  9. Rob says

    Good to see this article here Paul. Thanks for the credit, anything to help maintain the high standards that this site delivers. And thanks Gearhead hadn’t heard of those piston/turbine hybrids before, very cool.

    • Paul Crowe - "The Kneeslider" says

      I’m not sure exactly what “concept” you’re referring to, but multi fuel is a concept common to many engines. The ability to run gasoline in a compression ignition engine is far different. You may want to read the above article again.

  10. Nuno Pereira says

    The article is about an engine that is as clean as a gasoline (Otto) one and as eficient as a gasoil (diesel) one. Diesel fuel is too reactif and mixes poorly with air so it´s very dirty, on the other gasoline used in a conventional engine might detonate if compression is set too high. Strange for some that gasoline which detonates should be used in a so called diesel engine. Well the truth is gasoline resists compression far better than diesel fuel and the best of all it vaporizes well and is a short length hydrocarbon fuel. Those qualities turns gasoline into one of the best fuels for HCCI engines or LTC (low temperature combustion) engines.
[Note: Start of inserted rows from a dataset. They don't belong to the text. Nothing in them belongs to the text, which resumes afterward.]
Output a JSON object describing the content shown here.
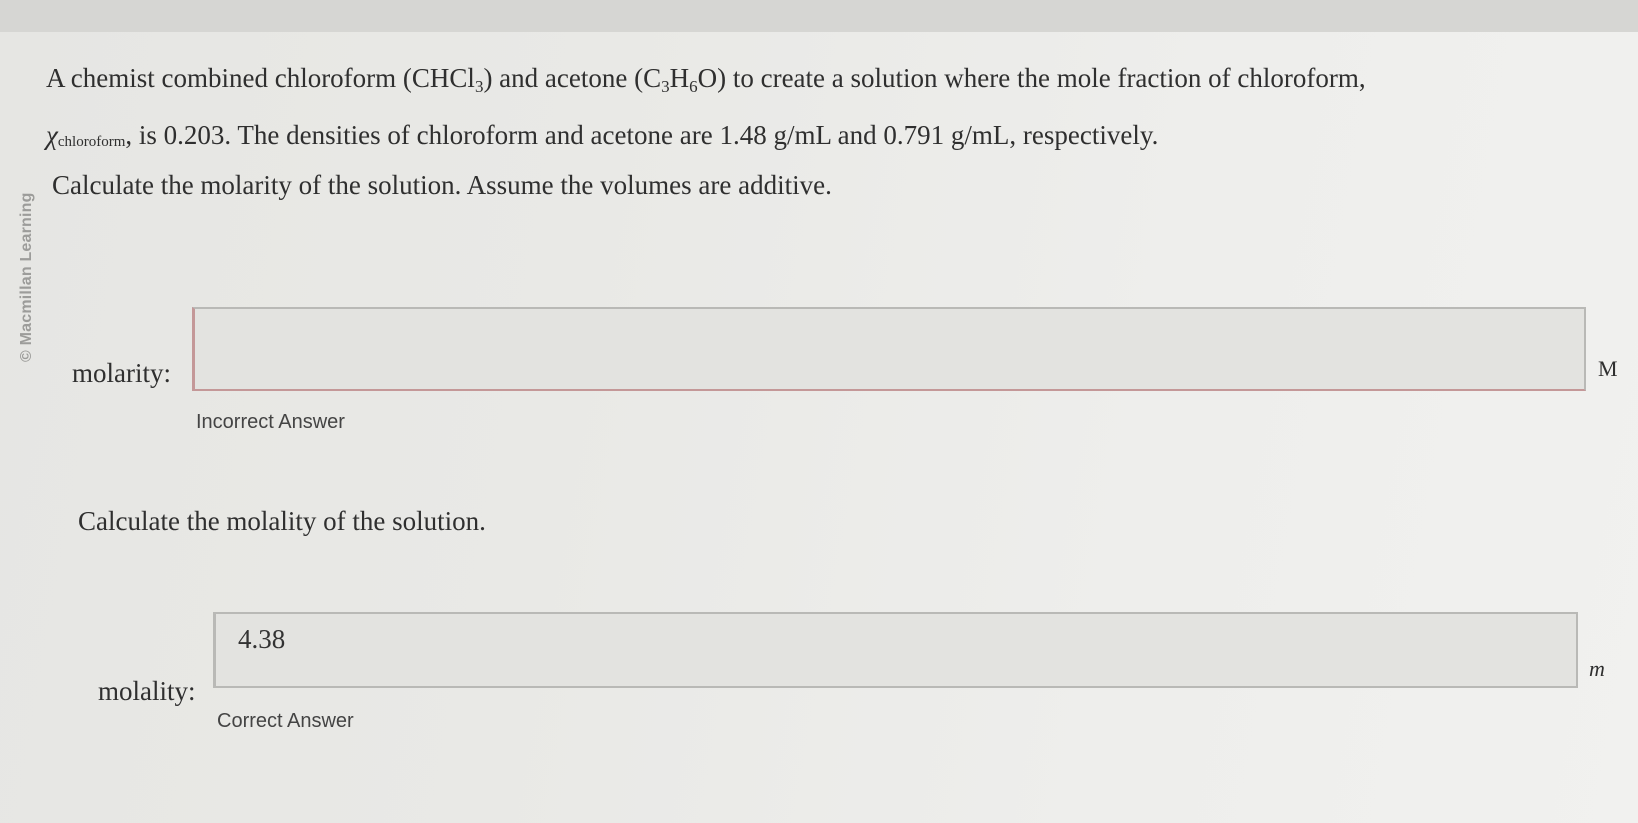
{
  "watermark": "© Macmillan Learning",
  "problem": {
    "p1_before": "A chemist combined chloroform (CHCl",
    "p1_sub1": "3",
    "p1_mid": ") and acetone (C",
    "p1_sub_c": "3",
    "p1_h": "H",
    "p1_sub_h": "6",
    "p1_after": "O) to create a solution where the mole fraction of chloroform,",
    "chi_symbol": "χ",
    "chi_subscript": "chloroform",
    "p2_text": ", is 0.203. The densities of chloroform and acetone are 1.48 g/mL and 0.791 g/mL, respectively."
  },
  "part1": {
    "prompt": "Calculate the molarity of the solution. Assume the volumes are additive.",
    "label": "molarity:",
    "value": "",
    "unit": "M",
    "feedback": "Incorrect Answer"
  },
  "part2": {
    "prompt": "Calculate the molality of the solution.",
    "label": "molality:",
    "value": "4.38",
    "unit": "m",
    "feedback": "Correct Answer"
  }
}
What Delphi and its partners are trying to do is the most obvious joining the more eficient engine design (the so called diesel engine) with the clean burning of a well mixed mixture of air and fuel.
    I hope to see this new type of clean combustion and eficient energy conversion engines on the roads very soon.